“Flying Machines! Spectacular! Those must be flying machines!” Major Kaim at first was jubilant but as the glowing discs passed overhead that look of despair in his face returned just like when he got off his cycle after his and Bonehead’s return from the FEMA death pit.
“He’s right, they must be aircraft, huh, Beamo?” Tee sounded not sure of himself as they accelerated away from us in an elliptical maneuver around a mountain.
“You expecting anybody coming down from the sky?” I asked back. He shot a look at me and knew I knew about his conspiracy with New Sing from Little Bit.
“I don’t hear any engine noise coming off them.” Little Bit’s voice had wonder in it.
Bonehead demanded, “So wat was hems, Beamo?” He looked at me, his eyes pleading for me not to answer the question he just asked. His fearless new faith had just tripped on those massive flying lights.
“I can’t say. Maybe they were flying tech goblins. The Mericans had developed sophisticated, self-flying machines they called drones right before their demise.”
“You don’t know much,” Tee said but he wasn’t looking at me. He was already peering up from the crossroads to the now moonlit trail ahead. “Thousand-year-old machines can’t lubricate themselves.” Tee’s quip only caused a few muffled laughs from the baffled outlaws.
“I know what I know,” I said back. “We’ll camp two hours ahead. There’s no water anywhere between here and the Highsters’ main village in the Blue Mountains so conserve what you’ve got. I had to take a drink from my canteen after saying that then shot off at a moderate pace.
The trail ahead was well worn but not as smooth as it had been five years back. I had them camp on a mesa top.
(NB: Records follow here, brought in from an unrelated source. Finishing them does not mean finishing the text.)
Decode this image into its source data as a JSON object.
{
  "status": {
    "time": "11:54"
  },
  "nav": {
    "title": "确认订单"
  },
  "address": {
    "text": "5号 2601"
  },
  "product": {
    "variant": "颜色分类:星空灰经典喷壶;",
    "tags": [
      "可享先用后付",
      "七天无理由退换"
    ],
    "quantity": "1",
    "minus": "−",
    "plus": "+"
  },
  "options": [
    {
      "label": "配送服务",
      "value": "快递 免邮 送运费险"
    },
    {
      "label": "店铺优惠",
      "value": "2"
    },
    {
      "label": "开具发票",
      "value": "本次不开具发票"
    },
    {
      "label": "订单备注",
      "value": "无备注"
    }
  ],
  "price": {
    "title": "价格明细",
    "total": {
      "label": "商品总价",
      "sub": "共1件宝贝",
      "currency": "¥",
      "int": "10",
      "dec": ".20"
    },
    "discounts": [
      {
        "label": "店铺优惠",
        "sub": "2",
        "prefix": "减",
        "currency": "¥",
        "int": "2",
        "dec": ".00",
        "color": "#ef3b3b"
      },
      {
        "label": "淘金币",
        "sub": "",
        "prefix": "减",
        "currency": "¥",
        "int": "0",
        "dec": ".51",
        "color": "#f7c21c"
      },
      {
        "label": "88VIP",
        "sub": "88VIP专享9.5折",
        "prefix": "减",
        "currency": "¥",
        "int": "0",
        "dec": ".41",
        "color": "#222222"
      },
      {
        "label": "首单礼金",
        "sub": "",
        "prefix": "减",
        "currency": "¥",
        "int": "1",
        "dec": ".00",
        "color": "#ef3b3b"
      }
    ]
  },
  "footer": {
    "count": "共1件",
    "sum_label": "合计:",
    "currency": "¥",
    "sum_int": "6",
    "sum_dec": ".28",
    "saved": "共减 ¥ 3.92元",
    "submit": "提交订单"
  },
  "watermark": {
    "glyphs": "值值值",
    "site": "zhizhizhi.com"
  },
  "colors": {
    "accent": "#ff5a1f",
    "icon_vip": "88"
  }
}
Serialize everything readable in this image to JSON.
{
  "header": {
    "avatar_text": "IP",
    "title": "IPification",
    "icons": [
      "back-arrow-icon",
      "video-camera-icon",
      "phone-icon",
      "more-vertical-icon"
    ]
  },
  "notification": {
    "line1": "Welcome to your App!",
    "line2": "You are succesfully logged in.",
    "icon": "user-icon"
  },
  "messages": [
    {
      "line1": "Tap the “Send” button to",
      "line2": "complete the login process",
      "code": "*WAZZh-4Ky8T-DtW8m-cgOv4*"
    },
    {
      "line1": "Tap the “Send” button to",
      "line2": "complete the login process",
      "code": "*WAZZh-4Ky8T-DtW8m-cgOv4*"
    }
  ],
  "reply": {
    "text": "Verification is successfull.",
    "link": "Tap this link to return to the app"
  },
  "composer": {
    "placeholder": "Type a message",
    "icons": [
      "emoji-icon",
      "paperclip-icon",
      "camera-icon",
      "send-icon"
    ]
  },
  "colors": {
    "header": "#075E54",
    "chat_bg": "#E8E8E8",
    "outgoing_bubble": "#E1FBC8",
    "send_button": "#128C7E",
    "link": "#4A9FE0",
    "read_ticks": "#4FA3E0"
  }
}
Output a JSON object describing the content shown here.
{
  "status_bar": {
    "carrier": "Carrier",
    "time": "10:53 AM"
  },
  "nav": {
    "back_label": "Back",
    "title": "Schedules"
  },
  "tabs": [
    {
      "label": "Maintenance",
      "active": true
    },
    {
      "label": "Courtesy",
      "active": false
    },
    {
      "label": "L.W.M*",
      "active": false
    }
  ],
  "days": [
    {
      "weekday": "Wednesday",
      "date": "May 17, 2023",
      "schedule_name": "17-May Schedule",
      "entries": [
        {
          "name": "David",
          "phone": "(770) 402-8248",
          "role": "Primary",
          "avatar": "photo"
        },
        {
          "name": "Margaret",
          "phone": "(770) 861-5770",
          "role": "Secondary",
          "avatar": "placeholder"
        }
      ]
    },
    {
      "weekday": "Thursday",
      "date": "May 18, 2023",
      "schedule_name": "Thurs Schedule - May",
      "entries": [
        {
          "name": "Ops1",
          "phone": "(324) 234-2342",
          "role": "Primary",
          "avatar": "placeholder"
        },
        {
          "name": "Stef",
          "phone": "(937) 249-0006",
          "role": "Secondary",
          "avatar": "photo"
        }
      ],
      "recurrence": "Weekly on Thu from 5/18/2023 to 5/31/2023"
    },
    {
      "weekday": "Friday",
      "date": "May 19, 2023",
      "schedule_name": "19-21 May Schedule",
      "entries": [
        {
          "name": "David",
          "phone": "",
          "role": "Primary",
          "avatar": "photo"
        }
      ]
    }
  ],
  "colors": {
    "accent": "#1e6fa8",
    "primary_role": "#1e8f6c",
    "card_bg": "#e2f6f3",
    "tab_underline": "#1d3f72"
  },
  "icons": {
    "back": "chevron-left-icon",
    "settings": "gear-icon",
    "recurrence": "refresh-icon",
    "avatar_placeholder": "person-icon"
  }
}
The Cursed River was a tiny moon-glinting ribbon far, far down below the shear side of the vast gorge behind where we camped but there was no way to climb down to fetch water. Trekkers with broken-down vehicles regularly died of thirst looking down at the big whitewater river or went crazy and jumped the cliff. The outlaws and goons set about erecting their tents. After Hopper and Joro chopped down the nearby stunted trees, everyone gathered around the one good-sized campfire for the night.